For David Harris, coming home to the Hunter has meant returning to a “Utopia”.
“It’s a world apart here,” he told Newcastle Weekly.
“I tell my friends and family this really is another world – in comparison to what other places are experiencing [during the pandemic], it is like a Utopia here.
“The freedoms that we have here are a testament to the sense of community in Australia.
“We really do have a good thing going, we are the envy of a lot of the world right now.
“But it is not by chance. Yes, geography has a bit to do with it, but we have a government and community who want to do the right thing.
“I have seen and experienced [in New York] the opposite.”
The Australian actor, who grew up in Rutherford, says that, while he has lived in places all over the world, Maitland and the Hunter is home.
He adds that life in the US has been “crazy” amid the pandemic and election.
“I relate it to a sporting event where people have their sides and you just root for your team, but it got quite vicious and nasty and it became very tiring and disheartening,” he said.
“Part of the appeal of coming home was to just unplug from all that. Coming here is very different and something that we should be proud of and hold dear not to lose.”
David’s love of the performing arts is all thanks to a high school musical.
“It all started at a school in Rutherford,” he said.
“There was an English/ Drama teacher who wanted to put on a musical and no one really wanted to do it so I put my hand up.
“I never thought I would do it professionally; at the time, I didn’t know you could.
“It was just little experiences that ended up being markers for what the rest of my life was going to be.”
When it comes to his career highlights, David says it’s difficult to choose.
“Every show I do teaches me something,” he said.
“Each has its value to me, and I grow from every performance so, in that sense, they are all highlights for me.”
One right at the top of the list though is his latest show, Chess: The Musical.
Directed by Erin James, The Very Popular Theatre Company was set to open the show in March last year, but it was postponed due to COVID-19.
With musical direction from Dan Wilson, David says people can expect a show full of “brilliant music” amid a political landscape.
For David, playing the lead role is extra special this time round because he is performing on his home ground and will be joined by his two older sisters.
“To be honest, Chess is going to be a highlight because I’m coming back to my country and performing,” he said.
“Also, for the first time ever, I am getting to perform with my two sisters in the show – it has never happened before, and it may never happen again.
“This is very special to me to have that opportunity on the stage together. I am really looking forward to it.”
He adds there will be an “electric” atmosphere during the performances.
“There will be a wonderful synergy between everyone because we’ve been starved of [live theatre] for a good 12 months,” David said.
“[Everyone] will be swept away into a story with beautiful music.”
The musical will be staged over three days at the Civic Theatre.
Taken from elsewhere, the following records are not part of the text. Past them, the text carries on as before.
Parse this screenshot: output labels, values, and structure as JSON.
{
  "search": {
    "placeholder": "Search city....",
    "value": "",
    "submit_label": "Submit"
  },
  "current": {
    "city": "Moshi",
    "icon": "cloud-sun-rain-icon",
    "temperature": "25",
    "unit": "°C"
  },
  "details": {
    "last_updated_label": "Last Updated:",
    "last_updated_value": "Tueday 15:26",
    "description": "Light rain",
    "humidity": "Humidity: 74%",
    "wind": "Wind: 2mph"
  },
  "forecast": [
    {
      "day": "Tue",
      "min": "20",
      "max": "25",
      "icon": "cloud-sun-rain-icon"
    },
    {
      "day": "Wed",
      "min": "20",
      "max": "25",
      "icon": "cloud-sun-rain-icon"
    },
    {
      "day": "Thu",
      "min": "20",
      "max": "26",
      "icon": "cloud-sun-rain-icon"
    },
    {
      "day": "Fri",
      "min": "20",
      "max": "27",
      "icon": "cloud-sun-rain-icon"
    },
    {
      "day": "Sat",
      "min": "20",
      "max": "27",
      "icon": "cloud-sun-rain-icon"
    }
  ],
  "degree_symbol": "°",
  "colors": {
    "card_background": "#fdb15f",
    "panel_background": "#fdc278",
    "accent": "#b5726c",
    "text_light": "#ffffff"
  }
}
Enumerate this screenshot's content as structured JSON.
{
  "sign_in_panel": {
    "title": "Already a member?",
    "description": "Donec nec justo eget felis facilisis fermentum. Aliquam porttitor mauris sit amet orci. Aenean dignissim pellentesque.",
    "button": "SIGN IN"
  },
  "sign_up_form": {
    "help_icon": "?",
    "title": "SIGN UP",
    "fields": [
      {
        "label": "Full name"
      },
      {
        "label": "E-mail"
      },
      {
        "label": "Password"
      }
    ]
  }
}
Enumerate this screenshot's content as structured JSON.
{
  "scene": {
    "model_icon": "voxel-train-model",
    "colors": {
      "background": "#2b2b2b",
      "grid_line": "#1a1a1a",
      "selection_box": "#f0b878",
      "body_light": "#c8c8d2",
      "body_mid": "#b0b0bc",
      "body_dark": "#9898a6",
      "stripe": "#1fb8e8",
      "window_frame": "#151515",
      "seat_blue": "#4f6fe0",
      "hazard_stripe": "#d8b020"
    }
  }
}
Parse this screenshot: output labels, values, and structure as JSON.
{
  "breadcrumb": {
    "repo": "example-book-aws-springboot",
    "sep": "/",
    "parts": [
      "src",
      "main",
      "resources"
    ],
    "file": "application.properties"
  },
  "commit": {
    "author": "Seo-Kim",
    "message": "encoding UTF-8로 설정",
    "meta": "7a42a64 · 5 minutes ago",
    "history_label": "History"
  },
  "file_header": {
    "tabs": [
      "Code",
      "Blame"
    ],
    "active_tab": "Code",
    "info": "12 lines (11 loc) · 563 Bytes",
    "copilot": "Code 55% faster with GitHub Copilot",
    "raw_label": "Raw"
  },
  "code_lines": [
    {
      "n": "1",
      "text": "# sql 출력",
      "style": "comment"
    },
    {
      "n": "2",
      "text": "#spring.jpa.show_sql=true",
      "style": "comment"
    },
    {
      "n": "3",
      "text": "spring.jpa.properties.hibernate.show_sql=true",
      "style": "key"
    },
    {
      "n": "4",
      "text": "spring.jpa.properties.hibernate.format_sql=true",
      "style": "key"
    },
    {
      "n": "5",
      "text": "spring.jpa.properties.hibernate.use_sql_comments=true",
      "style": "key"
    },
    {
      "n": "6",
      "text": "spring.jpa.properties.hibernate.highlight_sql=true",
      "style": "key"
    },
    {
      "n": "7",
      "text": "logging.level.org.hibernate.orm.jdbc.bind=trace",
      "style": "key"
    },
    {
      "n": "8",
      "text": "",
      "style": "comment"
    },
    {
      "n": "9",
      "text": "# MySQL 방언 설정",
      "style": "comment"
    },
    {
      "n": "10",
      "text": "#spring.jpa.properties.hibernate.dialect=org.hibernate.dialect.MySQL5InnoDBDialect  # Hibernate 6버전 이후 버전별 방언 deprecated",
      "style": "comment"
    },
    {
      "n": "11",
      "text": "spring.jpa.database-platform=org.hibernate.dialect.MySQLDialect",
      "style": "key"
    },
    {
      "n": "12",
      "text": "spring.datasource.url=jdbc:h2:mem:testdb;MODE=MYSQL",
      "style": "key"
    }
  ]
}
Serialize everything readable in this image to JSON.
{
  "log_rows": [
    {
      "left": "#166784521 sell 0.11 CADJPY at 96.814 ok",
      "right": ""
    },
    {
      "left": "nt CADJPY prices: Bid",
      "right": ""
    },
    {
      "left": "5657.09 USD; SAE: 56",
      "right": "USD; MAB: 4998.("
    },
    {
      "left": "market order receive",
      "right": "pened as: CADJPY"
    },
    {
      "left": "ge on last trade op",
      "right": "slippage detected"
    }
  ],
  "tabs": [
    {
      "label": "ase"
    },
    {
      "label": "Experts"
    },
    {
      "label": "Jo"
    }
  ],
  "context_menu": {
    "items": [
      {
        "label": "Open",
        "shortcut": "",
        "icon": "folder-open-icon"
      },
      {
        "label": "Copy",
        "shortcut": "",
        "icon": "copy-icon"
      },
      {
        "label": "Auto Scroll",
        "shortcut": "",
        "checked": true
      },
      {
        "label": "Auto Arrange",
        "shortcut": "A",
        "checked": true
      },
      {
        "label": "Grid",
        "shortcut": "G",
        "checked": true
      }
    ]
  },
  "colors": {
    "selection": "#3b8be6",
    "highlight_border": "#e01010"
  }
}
It opens tomorrow (Friday 26 February) and closes on Sunday 28 February.
Go to Civic Theatre website for more information.